This was discussed at the BMA Consultants Conference and Committee recently (see my previous posts)
Mike Henley has given a blog which is a useful read
Chief BMA negotiator Rob Harwood discussed the current state of the Consultant Contract negotiations at the Consultant Conference last Wedneday. The following is adapted from his talk by me.
The background to why the BMA is negotiating
The government wants to introduce a more seven day working service and change the pay structure include Clinical Excellence awards. This followed on a number of reports by NAO and Public Accounts Committee which criticised the current contract. This eventually les to the DDRB report including the review of CEA. If the BMA and its members do not agree a deal there is the threat of imposition. But there may be some gains for consultants.
What does the government want
The government is insistent on wanting to remove Schedule 3 Paragraph 6 (S3P6) of the current Consultants Contract to facilitate seven day working. The government want to move to a new pay performance system and removing automatic pay progression. All this to be done in a cost neutral envelope.

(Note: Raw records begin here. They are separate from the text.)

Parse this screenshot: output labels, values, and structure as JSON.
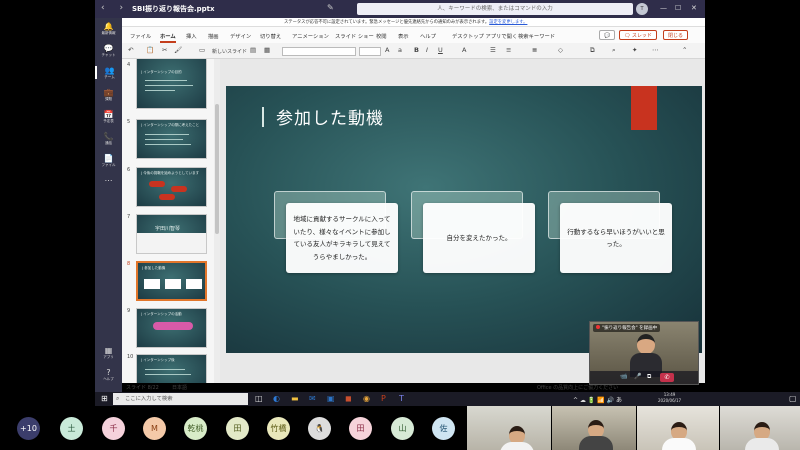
{
  "window": {
    "title": "SBI振り返り報告会.pptx",
    "search_placeholder": "人、キーワードの検索、またはコマンドの入力",
    "user_initials": "T"
  },
  "banner": {
    "text": "ステータスが応答不可に設定されています。緊急メッセージと優先連絡先からの通知のみが表示されます。",
    "link": "設定を変更します。"
  },
  "rail": [
    {
      "icon": "🔔",
      "label": "最新情報"
    },
    {
      "icon": "💬",
      "label": "チャット"
    },
    {
      "icon": "👥",
      "label": "チーム"
    },
    {
      "icon": "💼",
      "label": "課題"
    },
    {
      "icon": "📅",
      "label": "予定表"
    },
    {
      "icon": "📞",
      "label": "通話"
    },
    {
      "icon": "📄",
      "label": "ファイル"
    },
    {
      "icon": "⋯",
      "label": ""
    },
    {
      "icon": "▦",
      "label": "アプリ"
    },
    {
      "icon": "?",
      "label": "ヘルプ"
    }
  ],
  "ribbon": {
    "tabs": [
      "ファイル",
      "ホーム",
      "挿入",
      "描画",
      "デザイン",
      "切り替え",
      "アニメーション",
      "スライド ショー",
      "校閲",
      "表示",
      "ヘルプ",
      "デスクトップ アプリで開く",
      "検索キーワード"
    ],
    "active_tab": "ホーム",
    "comment_btn": "💬",
    "share_btn": "🗨 スレッド",
    "close_btn": "閉じる",
    "new_slide_label": "新しいスライド",
    "font_size": "A"
  },
  "thumbnails": [
    {
      "num": "4",
      "title": "| インターンシップの目的"
    },
    {
      "num": "5",
      "title": "| インターンシップの際に考えたこと"
    },
    {
      "num": "6",
      "title": "| 今後の挑戦を始めようとしています"
    },
    {
      "num": "7",
      "title": "宇田川智琴"
    },
    {
      "num": "8",
      "title": "| 参加した動機"
    },
    {
      "num": "9",
      "title": "| インターンシップの活動"
    },
    {
      "num": "10",
      "title": "| インターンシップ後"
    }
  ],
  "slide": {
    "title": "参加した動機",
    "cards": [
      "地域に貢献するサークルに入っていたり、様々なイベントに参加している友人がキラキラして見えてうらやましかった。",
      "自分を変えたかった。",
      "行動するなら早いほうがいいと思った。"
    ]
  },
  "status": {
    "slide": "スライド 8/22",
    "lang": "日本語",
    "help": "Office の品質向上にご協力ください"
  },
  "video": {
    "caption": "\"振り返り報告会\" を録画中"
  },
  "taskbar": {
    "search": "ここに入力して検索",
    "time": "13:49",
    "date": "2020/06/17"
  },
  "participants": [
    {
      "label": "+10",
      "bg": "#3b3d6b",
      "fg": "#ffffff"
    },
    {
      "label": "土",
      "bg": "#c9ead9",
      "fg": "#2a5a3e"
    },
    {
      "label": "千",
      "bg": "#f5d2dc",
      "fg": "#8a2c46"
    },
    {
      "label": "M",
      "bg": "#f4c9a8",
      "fg": "#8a3e12"
    },
    {
      "label": "乾桃",
      "bg": "#d8ecc8",
      "fg": "#3e5a23"
    },
    {
      "label": "田",
      "bg": "#e3e9c8",
      "fg": "#525c1e"
    },
    {
      "label": "竹橋",
      "bg": "#e9e8bb",
      "fg": "#5b5a14"
    },
    {
      "label": "🐧",
      "bg": "#dddddd",
      "fg": "#333333"
    },
    {
      "label": "田",
      "bg": "#f6d3da",
      "fg": "#8a2c46"
    },
    {
      "label": "山",
      "bg": "#d7ead6",
      "fg": "#2f5a2e"
    },
    {
      "label": "佐",
      "bg": "#cfe5f2",
      "fg": "#1e4f6e"
    }
  ]
}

There would be a maximum of 40 hrs (10PAs) work and limits on weekend and unsocial hours . Adequate rest provision and the provision of appropriate Occupational Health would be in the new contract. The BMA and Employers are aligned on many aspects of Safeguards but not on some. The BMA wants the majority of consultants to support the changes. Not in agreement of 11th PA for doing private work.. The employers want a maximum of 10 weekend days of routine work. The BMA wants 8 days maximum and no elective work if on a 1 in 10 rota. The thirteen weekend maximum is a new protection
Consultants pay arrangements
The figures are uncertain as the BMA is yet to receive a final offer from HMG/Employers. Both sides have put forward a long term cost neutral proposal compared with the current contract. The BMA “asks” are different from the Employers proposal due to the difference around transition funding. The BMA believe that transition costs to move consultants to a new contract should be funded from outside the pay envelope (ie consultants should not pay for change). The Employers disagree on that and as a result Employers are finding money for transition with the current pay envelope. Thus the Employers figures for base pay is lower than the BMAs, though the overall structure of the pay offer is the same.
BMA indicated they wanted base pay prioritised. A flatter structure would better suit a CARE pension scheme. The Employers proposal are a two point pay scale:-
A lower starting salary of ~£71k rising to £74.4k by 2020
Reach pay point 2 of £95k at year 5 rising to £103k by 2021
Access to Paypoint 2 is achieved by a performance gateway
Consultant unsocial hours
Out of hours work would increase to meet seven day service but with no new money. Currently we have a supplement with PAs done, 3 hours of PA’s outside of plain time. During negotiation it became clear to keep Saturdays as unsocial hours it was not possible to have an hourly based system. The BMA has jointly proposed a system of an availability supplement in addition to work done decided by a matrix of hours worked and on call frequency.
The new plain time definition would be Monday – Friday 7 am to 9 pm
Rob Harwood then presented two slides comparing current and possible pay. These were complicated in the least to note down accurately.
Consultants Performance Pay
The funding available for performance pay is contingent on decisions made on CEAs. Broadly the design of the scheme will be split into 3 pots
Individual Team Organisational
There would be a minimum of 2 SPA written into the contract for new starters.
There would be an improved Study Leave clause in the contract.
An appeals panel decision is now binding. There would be better Sabbatical provision.
Consultant CEA awards
The Employers/Doh do not believe CEA are contractual. Employers want a system of local awards that are not permanent and not pensionable. Local awards currently held would be lost though with some protection (the latest position on this is 6 years)
Is it a good deal ?
There are some potential benefits such as a schedule of safeguards for out of hours work, a fair an faster pay progression better for CARE, improvement in SPA study leave appeals panel decisions and sabbaticals. Money shifted from other pots into basic pay.
The negatives are loss of S3p6 and potential for more weekend working, the replacement with CEA with a new system may be disadvantageous to some, uncertainty over earnings.
What happens next
There are transition issues and more meetings are to follow following a recent meeting with Ben Gummer. There has to be a sign off from the Secretary of State and the Treasury. Material will be produces for the BMA membership will be surveyed in March or April. The UK-Consultants Committee will then meet to consider the results.
If we do not reach a deal
The government can easily introduce a new contract for new consultants but hinges on people accepting the new offers. Imposing changes on current contract holders is more difficult but not impossible as they could fire and rehire or introduce primary legislation. The risk for 2003 contract holders is loss of uplift and uncertainty over CEAs.